Stored data
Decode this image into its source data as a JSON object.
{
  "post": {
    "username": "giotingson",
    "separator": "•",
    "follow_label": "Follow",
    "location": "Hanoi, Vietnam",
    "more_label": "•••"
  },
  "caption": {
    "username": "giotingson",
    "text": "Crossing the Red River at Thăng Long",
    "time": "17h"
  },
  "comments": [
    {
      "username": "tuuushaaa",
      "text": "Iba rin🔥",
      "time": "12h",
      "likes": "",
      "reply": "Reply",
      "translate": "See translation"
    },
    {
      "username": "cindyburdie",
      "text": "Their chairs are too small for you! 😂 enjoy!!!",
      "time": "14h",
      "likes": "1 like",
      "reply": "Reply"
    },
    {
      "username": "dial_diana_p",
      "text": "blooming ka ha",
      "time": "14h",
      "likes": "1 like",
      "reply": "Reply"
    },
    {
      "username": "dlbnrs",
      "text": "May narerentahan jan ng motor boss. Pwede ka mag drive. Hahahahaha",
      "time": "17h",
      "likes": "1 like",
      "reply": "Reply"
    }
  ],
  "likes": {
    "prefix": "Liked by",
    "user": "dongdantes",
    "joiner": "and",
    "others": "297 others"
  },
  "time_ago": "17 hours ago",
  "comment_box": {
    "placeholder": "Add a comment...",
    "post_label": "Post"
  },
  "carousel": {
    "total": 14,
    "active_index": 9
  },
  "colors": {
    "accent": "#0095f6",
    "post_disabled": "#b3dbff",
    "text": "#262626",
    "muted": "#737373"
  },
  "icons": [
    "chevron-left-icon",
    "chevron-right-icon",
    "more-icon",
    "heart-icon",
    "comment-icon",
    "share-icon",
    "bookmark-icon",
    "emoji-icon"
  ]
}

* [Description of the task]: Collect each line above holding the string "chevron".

* [Task response]:
    "chevron-left-icon",
    "chevron-right-icon",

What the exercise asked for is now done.